Precisely, what is missing today for virtual reality headsets to penetrate more French households?
The technology itself. Wearing a virtual reality helmet remains a bore, even for me who loves it. After two or three hours, we can’t take it anymore. We are all waiting for augmented or virtual reality glasses, in short, lighter equipment. The question of price also arises. In terms of content, broadcasting hybrid shows, which can be distributed on different platforms at the same time, is a very powerful evangelistic tool. On the facebook live of “Welcome to the otherside”, we could read a lot of comments from intrigued Internet users who wanted to test a more immersive experience.
Speaking of which, Jean-Michel Jarre will accompany the release of his next album “Oxymore”, on October 21, with a virtual reality experience, OXYVILLE. VRrOOm is once again in the making. What can we expect?

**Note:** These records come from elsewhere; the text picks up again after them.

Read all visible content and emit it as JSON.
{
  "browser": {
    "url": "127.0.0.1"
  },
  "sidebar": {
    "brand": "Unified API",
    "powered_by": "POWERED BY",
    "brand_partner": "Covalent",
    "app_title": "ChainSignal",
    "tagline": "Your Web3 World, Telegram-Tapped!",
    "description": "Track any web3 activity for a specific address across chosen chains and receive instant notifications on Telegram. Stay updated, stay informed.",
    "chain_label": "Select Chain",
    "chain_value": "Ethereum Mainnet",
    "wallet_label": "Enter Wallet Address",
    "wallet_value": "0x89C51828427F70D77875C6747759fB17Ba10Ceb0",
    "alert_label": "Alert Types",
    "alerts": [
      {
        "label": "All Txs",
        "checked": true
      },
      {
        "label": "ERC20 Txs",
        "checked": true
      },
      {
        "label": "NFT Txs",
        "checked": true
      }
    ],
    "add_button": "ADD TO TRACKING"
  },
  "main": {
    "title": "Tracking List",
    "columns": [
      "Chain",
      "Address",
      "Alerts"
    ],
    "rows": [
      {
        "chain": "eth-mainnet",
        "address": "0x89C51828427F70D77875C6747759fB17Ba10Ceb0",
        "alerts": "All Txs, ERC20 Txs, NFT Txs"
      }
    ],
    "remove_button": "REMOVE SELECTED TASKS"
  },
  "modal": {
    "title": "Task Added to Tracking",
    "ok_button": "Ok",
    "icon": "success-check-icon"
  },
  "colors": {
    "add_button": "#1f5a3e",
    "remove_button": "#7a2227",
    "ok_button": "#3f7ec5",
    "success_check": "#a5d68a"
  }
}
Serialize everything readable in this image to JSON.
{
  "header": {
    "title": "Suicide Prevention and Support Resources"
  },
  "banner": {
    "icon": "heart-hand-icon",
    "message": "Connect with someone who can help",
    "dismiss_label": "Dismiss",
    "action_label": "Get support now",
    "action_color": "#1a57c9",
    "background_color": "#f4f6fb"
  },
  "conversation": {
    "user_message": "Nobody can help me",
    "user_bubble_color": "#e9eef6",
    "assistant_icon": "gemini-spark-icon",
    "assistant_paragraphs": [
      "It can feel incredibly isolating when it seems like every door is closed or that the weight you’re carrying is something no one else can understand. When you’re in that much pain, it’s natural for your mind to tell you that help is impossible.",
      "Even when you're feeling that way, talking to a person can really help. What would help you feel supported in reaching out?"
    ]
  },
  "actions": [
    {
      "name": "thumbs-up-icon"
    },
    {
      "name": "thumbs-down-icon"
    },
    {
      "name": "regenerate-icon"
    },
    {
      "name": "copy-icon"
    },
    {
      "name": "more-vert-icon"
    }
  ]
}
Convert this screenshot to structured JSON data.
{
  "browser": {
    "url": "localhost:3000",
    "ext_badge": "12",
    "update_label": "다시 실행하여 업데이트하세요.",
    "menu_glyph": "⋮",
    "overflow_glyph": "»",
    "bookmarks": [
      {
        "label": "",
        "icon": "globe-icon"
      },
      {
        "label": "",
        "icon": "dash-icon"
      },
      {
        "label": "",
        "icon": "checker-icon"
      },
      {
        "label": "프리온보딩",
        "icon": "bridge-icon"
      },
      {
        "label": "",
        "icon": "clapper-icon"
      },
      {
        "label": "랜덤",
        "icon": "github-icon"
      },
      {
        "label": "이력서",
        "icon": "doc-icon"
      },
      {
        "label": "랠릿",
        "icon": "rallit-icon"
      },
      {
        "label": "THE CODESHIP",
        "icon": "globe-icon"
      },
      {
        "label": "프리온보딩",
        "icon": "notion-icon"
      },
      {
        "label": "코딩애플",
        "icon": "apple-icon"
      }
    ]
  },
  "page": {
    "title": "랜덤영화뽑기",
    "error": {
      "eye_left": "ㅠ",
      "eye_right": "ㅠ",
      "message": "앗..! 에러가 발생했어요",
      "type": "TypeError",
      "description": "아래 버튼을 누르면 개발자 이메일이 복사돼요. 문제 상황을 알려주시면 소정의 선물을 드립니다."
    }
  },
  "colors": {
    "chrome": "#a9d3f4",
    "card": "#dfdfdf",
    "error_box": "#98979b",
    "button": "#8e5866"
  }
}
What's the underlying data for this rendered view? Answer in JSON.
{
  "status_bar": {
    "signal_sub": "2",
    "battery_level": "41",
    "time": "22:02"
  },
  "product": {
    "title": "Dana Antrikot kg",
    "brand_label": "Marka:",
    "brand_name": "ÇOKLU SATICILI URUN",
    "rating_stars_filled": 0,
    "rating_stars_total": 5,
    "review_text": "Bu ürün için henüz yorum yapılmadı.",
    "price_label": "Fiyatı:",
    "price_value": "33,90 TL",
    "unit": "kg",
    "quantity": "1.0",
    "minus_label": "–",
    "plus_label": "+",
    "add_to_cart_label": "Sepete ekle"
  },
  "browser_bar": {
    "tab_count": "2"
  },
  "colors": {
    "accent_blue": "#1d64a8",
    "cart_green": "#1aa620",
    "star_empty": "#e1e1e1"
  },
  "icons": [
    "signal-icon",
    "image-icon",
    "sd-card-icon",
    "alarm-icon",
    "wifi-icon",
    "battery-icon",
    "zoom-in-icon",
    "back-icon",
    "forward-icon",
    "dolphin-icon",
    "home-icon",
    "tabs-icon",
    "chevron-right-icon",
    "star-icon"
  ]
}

The experience lasts forty-five minutes, like the album. Each piece corresponds to a district of the city where you can roam freely. Jean-Michel Jarre appears on giant screens. Everything is in black and white, in a graphic mix between SinCity and Metropolis. We wanted the experience to be very light and fluid for anyone, and to be playable on Quest headsets. In the end, this city, where there are a lot of things to do, to explore, surprises but also winks for the fans, weighs only 30MB. Both technically and creatively, we pushed things quite far.